The 35-year-old group home worker from Sangerville said it would benefit the entire country if voters tapped a transgender politician for a position as highly visible as a U.S. House seat.

“Change doesn’t happen sitting in the dark,” VanHelsing said. “Seeing we can be true to ourselves and still achieve” would give hope to transgender Americans who too often wind up cast out or even murdered, she said.

VanHelsing, an independent, is one of nine challengers lining up to take on two-term U.S. Rep. Bruce Poliquin, a Republican from Maine’s 2nd District.

Though she recognizes that “it’s going to be a rough race,” VanHelsing said she thinks she has a chance in November’s election.

Virginia recently elected the first openly transgender member of a state legislature, though at least a couple of others have served without calling attention to themselves. In 2016, two transgender Democrats sought congressional seats in long-shot bids against entrenched Republicans. Both of the challengers lost.

Maine, though, may be friendlier ground.

VanHelsing said the transgender community is “horribly discriminated against” almost everywhere, but “Maine is one of the best places in the country to come out” because residents generally respect one another’s differences.

She said she sometimes gets odd looks or sees people shy away, but they don’t say anything, probably because “they don’t want you to be in their business,” so they allow space for others to do what they want.

Still, it’s not easy.

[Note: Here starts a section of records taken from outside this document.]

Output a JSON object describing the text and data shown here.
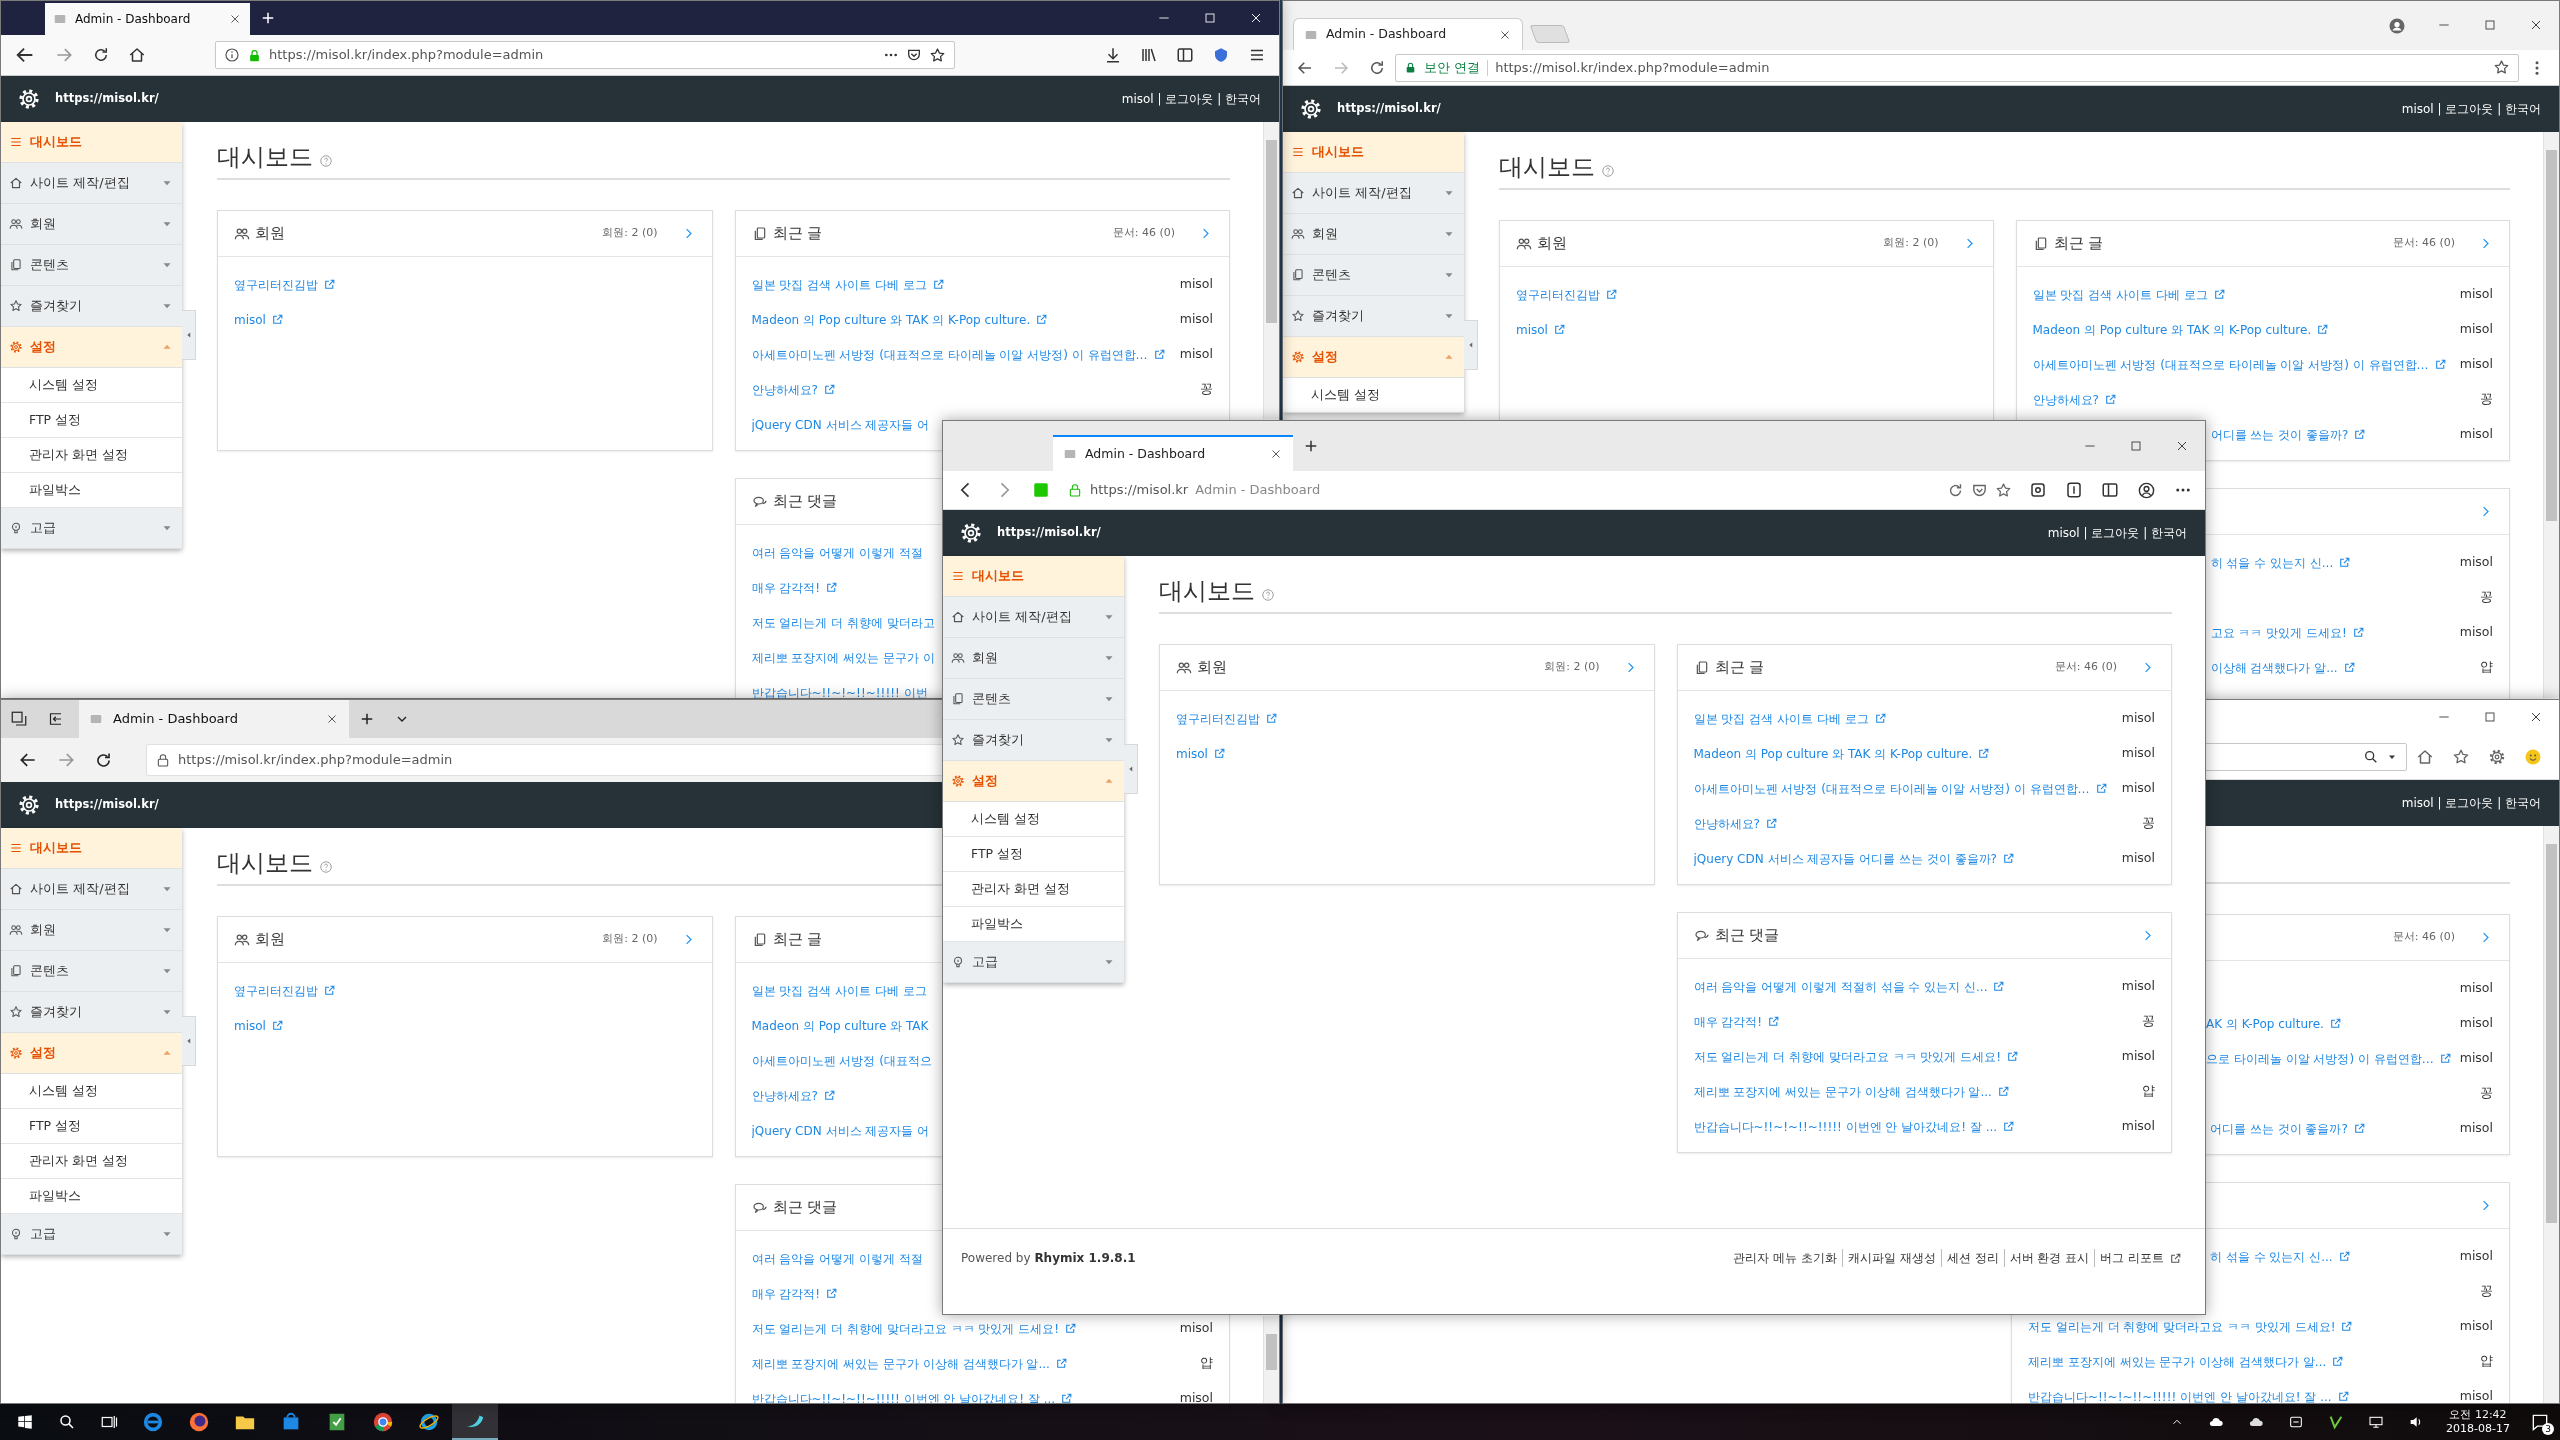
{
  "desktop": {
    "windows": [
      {
        "kind": "firefox",
        "tab_title": "Admin - Dashboard",
        "url": "https://misol.kr/index.php?module=admin",
        "site_url": "https://misol.kr/",
        "user_menu": "misol | 로그아웃 | 한국어",
        "sidebar": [
          {
            "label": "대시보드",
            "selected": true
          },
          {
            "label": "사이트 제작/편집",
            "selected": false,
            "expanded": false
          },
          {
            "label": "회원",
            "selected": false,
            "expanded": false
          },
          {
            "label": "콘텐츠",
            "selected": false,
            "expanded": false
          },
          {
            "label": "즐겨찾기",
            "selected": false,
            "expanded": false
          },
          {
            "label": "설정",
            "selected": true,
            "expanded": true,
            "children": [
              {
                "label": "시스템 설정",
                "selected": false
              },
              {
                "label": "FTP 설정",
                "selected": false
              },
              {
                "label": "관리자 화면 설정",
                "selected": false
              },
              {
                "label": "파일박스",
                "selected": false
              }
            ]
          },
          {
            "label": "고급",
            "selected": false,
            "expanded": false
          }
        ],
        "page_title": "대시보드",
        "members": {
          "title": "회원",
          "count": "회원: 2 (0)",
          "items": [
            {
              "title": "옆구리터진김밥"
            },
            {
              "title": "misol"
            }
          ]
        },
        "posts": {
          "title": "최근 글",
          "count": "문서: 46 (0)",
          "items": [
            {
              "title": "일본 맛집 검색 사이트 다베 로그",
              "author": "misol"
            },
            {
              "title": "Madeon 의 Pop culture 와 TAK 의 K-Pop culture.",
              "author": "misol"
            },
            {
              "title": "아세트아미노펜 서방정 (대표적으로 타이레놀 이알 서방정) 이 유럽연합…",
              "author": "misol"
            },
            {
              "title": "안냥하세요?",
              "author": "꽁"
            },
            {
              "title": "jQuery CDN 서비스 제공자들 어",
              "cut_end": true
            }
          ]
        },
        "comments": {
          "title": "최근 댓글",
          "items": [
            {
              "title": "여러 음악을 어떻게 이렇게 적절",
              "cut_end": true
            },
            {
              "title": "매우 감각적!"
            },
            {
              "title": "저도 얼리는게 더 취향에 맞더라고",
              "cut_end": true
            },
            {
              "title": "제리뽀 포장지에 써있는 문구가 이",
              "cut_end": true
            },
            {
              "title": "반갑습니다~!!~!~!!~!!!!! 이번",
              "cut_end": true
            }
          ]
        }
      },
      {
        "kind": "chrome",
        "tab_title": "Admin - Dashboard",
        "security_label": "보안 연결",
        "url": "https://misol.kr/index.php?module=admin",
        "site_url": "https://misol.kr/",
        "user_menu": "misol | 로그아웃 | 한국어",
        "sidebar": [
          {
            "label": "대시보드",
            "selected": true
          },
          {
            "label": "사이트 제작/편집",
            "selected": false,
            "expanded": false
          },
          {
            "label": "회원",
            "selected": false,
            "expanded": false
          },
          {
            "label": "콘텐츠",
            "selected": false,
            "expanded": false
          },
          {
            "label": "즐겨찾기",
            "selected": false,
            "expanded": false
          },
          {
            "label": "설정",
            "selected": true,
            "expanded": true,
            "children": [
              {
                "label": "시스템 설정",
                "selected": false
              }
            ]
          }
        ],
        "page_title": "대시보드",
        "members": {
          "title": "회원",
          "count": "회원: 2 (0)",
          "items": [
            {
              "title": "옆구리터진김밥"
            },
            {
              "title": "misol"
            }
          ]
        },
        "posts": {
          "title": "최근 글",
          "count": "문서: 46 (0)",
          "items": [
            {
              "title": "일본 맛집 검색 사이트 다베 로그",
              "author": "misol"
            },
            {
              "title": "Madeon 의 Pop culture 와 TAK 의 K-Pop culture.",
              "author": "misol"
            },
            {
              "title": "아세트아미노펜 서방정 (대표적으로 타이레놀 이알 서방정) 이 유럽연합…",
              "author": "misol"
            },
            {
              "title": "안냥하세요?",
              "author": "꽁"
            },
            {
              "title": "어디를 쓰는 것이 좋을까?",
              "author": "misol",
              "cut_start": true
            }
          ]
        },
        "comments": {
          "items": [
            {
              "title": "히 섞을 수 있는지 신...",
              "author": "misol",
              "cut_start": true
            },
            {
              "author": "꽁"
            },
            {
              "title": "고요 ㅋㅋ 맛있게 드세요!",
              "author": "misol",
              "cut_start": true
            },
            {
              "title": "이상해 검색했다가 알...",
              "author": "얍",
              "cut_start": true
            }
          ]
        }
      },
      {
        "kind": "firefox_light",
        "tab_title": "Admin - Dashboard",
        "url": "https://misol.kr",
        "url_title": "Admin - Dashboard",
        "site_url": "https://misol.kr/",
        "user_menu": "misol | 로그아웃 | 한국어",
        "sidebar": [
          {
            "label": "대시보드",
            "selected": true
          },
          {
            "label": "사이트 제작/편집",
            "selected": false,
            "expanded": false
          },
          {
            "label": "회원",
            "selected": false,
            "expanded": false
          },
          {
            "label": "콘텐츠",
            "selected": false,
            "expanded": false
          },
          {
            "label": "즐겨찾기",
            "selected": false,
            "expanded": false
          },
          {
            "label": "설정",
            "selected": true,
            "expanded": true,
            "children": [
              {
                "label": "시스템 설정",
                "selected": false
              },
              {
                "label": "FTP 설정",
                "selected": false
              },
              {
                "label": "관리자 화면 설정",
                "selected": false
              },
              {
                "label": "파일박스",
                "selected": false
              }
            ]
          },
          {
            "label": "고급",
            "selected": false,
            "expanded": false
          }
        ],
        "page_title": "대시보드",
        "members": {
          "title": "회원",
          "count": "회원: 2 (0)",
          "items": [
            {
              "title": "옆구리터진김밥"
            },
            {
              "title": "misol"
            }
          ]
        },
        "posts": {
          "title": "최근 글",
          "count": "문서: 46 (0)",
          "items": [
            {
              "title": "일본 맛집 검색 사이트 다베 로그",
              "author": "misol"
            },
            {
              "title": "Madeon 의 Pop culture 와 TAK 의 K-Pop culture.",
              "author": "misol"
            },
            {
              "title": "아세트아미노펜 서방정 (대표적으로 타이레놀 이알 서방정) 이 유럽연합…",
              "author": "misol"
            },
            {
              "title": "안냥하세요?",
              "author": "꽁"
            },
            {
              "title": "jQuery CDN 서비스 제공자들 어디를 쓰는 것이 좋을까?",
              "author": "misol"
            }
          ]
        },
        "comments": {
          "title": "최근 댓글",
          "items": [
            {
              "title": "여러 음악을 어떻게 이렇게 적절히 섞을 수 있는지 신...",
              "author": "misol"
            },
            {
              "title": "매우 감각적!",
              "author": "꽁"
            },
            {
              "title": "저도 얼리는게 더 취향에 맞더라고요 ㅋㅋ 맛있게 드세요!",
              "author": "misol"
            },
            {
              "title": "제리뽀 포장지에 써있는 문구가 이상해 검색했다가 알...",
              "author": "얍"
            },
            {
              "title": "반갑습니다~!!~!~!!~!!!!! 이번엔 안 날아갔네요! 잘 ...",
              "author": "misol"
            }
          ]
        },
        "footer": {
          "powered": "Powered by **Rhymix 1.9.8.1**",
          "links": [
            "관리자 메뉴 초기화",
            "캐시파일 재생성",
            "세션 정리",
            "서버 환경 표시",
            "버그 리포트"
          ]
        }
      },
      {
        "kind": "edge",
        "tab_title": "Admin - Dashboard",
        "url": "https://misol.kr/index.php?module=admin",
        "site_url": "https://misol.kr/",
        "sidebar": [
          {
            "label": "대시보드",
            "selected": true
          },
          {
            "label": "사이트 제작/편집",
            "selected": false,
            "expanded": false
          },
          {
            "label": "회원",
            "selected": false,
            "expanded": false
          },
          {
            "label": "콘텐츠",
            "selected": false,
            "expanded": false
          },
          {
            "label": "즐겨찾기",
            "selected": false,
            "expanded": false
          },
          {
            "label": "설정",
            "selected": true,
            "expanded": true,
            "children": [
              {
                "label": "시스템 설정",
                "selected": false
              },
              {
                "label": "FTP 설정",
                "selected": false
              },
              {
                "label": "관리자 화면 설정",
                "selected": false
              },
              {
                "label": "파일박스",
                "selected": false
              }
            ]
          },
          {
            "label": "고급",
            "selected": false,
            "expanded": false
          }
        ],
        "page_title": "대시보드",
        "members": {
          "title": "회원",
          "count": "회원: 2 (0)",
          "items": [
            {
              "title": "옆구리터진김밥"
            },
            {
              "title": "misol"
            }
          ]
        },
        "posts": {
          "title": "최근 글",
          "items": [
            {
              "title": "일본 맛집 검색 사이트 다베 로그",
              "cut_end": true
            },
            {
              "title": "Madeon 의 Pop culture 와 TAK",
              "cut_end": true
            },
            {
              "title": "아세트아미노펜 서방정 (대표적으",
              "cut_end": true
            },
            {
              "title": "안냥하세요?"
            },
            {
              "title": "jQuery CDN 서비스 제공자들 어",
              "cut_end": true
            }
          ]
        },
        "comments": {
          "title": "최근 댓글",
          "items": [
            {
              "title": "여러 음악을 어떻게 이렇게 적절",
              "cut_end": true
            },
            {
              "title": "매우 감각적!"
            },
            {
              "title": "저도 얼리는게 더 취향에 맞더라고요 ㅋㅋ 맛있게 드세요!",
              "author": "misol"
            },
            {
              "title": "제리뽀 포장지에 써있는 문구가 이상해 검색했다가 알...",
              "author": "얍"
            },
            {
              "title": "반갑습니다~!!~!~!!~!!!!! 이번엔 안 날아갔네요! 잘 ...",
              "author": "misol"
            }
          ]
        }
      },
      {
        "kind": "ie",
        "user_menu": "misol | 로그아웃 | 한국어",
        "posts": {
          "count": "문서: 46 (0)",
          "items": [
            {
              "author": "misol"
            },
            {
              "title": "AK 의 K-Pop culture.",
              "author": "misol",
              "cut_start": true
            },
            {
              "title": "으로 타이레놀 이알 서방정) 이 유럽연합…",
              "author": "misol",
              "cut_start": true
            },
            {
              "author": "꽁"
            },
            {
              "title": "어디를 쓰는 것이 좋을까?",
              "author": "misol",
              "cut_start": true
            }
          ]
        },
        "comments": {
          "items": [
            {
              "title": "히 섞을 수 있는지 신...",
              "author": "misol",
              "cut_start": true
            },
            {
              "author": "꽁"
            },
            {
              "title": "저도 얼리는게 더 취향에 맞더라고요 ㅋㅋ 맛있게 드세요!",
              "author": "misol"
            },
            {
              "title": "제리뽀 포장지에 써있는 문구가 이상해 검색했다가 알...",
              "author": "얍"
            },
            {
              "title": "반갑습니다~!!~!~!!~!!!!! 이번엔 안 날아갔네요! 잘 ...",
              "author": "misol"
            }
          ]
        }
      }
    ]
  },
  "taskbar": {
    "time": "오전 12:42",
    "date": "2018-08-17",
    "notifications": "3"
  }
}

Since coming out almost four years ago, VanHelsing has become a leader in Maine’s transgender community, traveling the state to focus attention on the struggles facing those in her shoes. She is a board member for the Maine Transgender Network.

“I will always fight for the rights of every person,” she said. “We are all human and deserve to be safe and protected. No one should fear for their rights because of who they love, the color of their skin or their gender identity.”

VanHelsing said she grew up in “dire poverty” in the “very, very small town” where she lives with her 11-year-old daughter. She is divorced.

She said she has worked a number of jobs over the years, mostly in group homes in the mental health field, to try to work her way out of poverty.

“Nothing around here pays enough,” VanHelsing said.

She’s gone to college off and on as well, she said, but never could decide what she wanted to focus on.

For VanHelsing, the lack of economic opportunity she’s seen is least partly a result of poor policies pushed by many of Maine’s political leaders.

“I have never felt that my representatives are representing me,” she said.

Poliquin, she said, is “infused in the party” and toes the GOP line to the detriment of his constituents. She said she’s disgusted by his votes, his unwillingness to talk to ordinary people and his penchant for hiding from the news media.

She said she opted to run as an independent because she is “very against the party system,”which she thinks creates unnecessary division and fosters corruption.

VanHelsing said that when she is elected, she “will work hard to rebuild this world into something good.”

“No one should have to sacrifice their dignity and die afraid because they are poor. No one should fear walking the streets because of the color of their skin or the gender they express. No one should be homeless because they can’t afford a loan no matter how hard they work,” Van Helsing said.

“This world is broken and I will fix it.”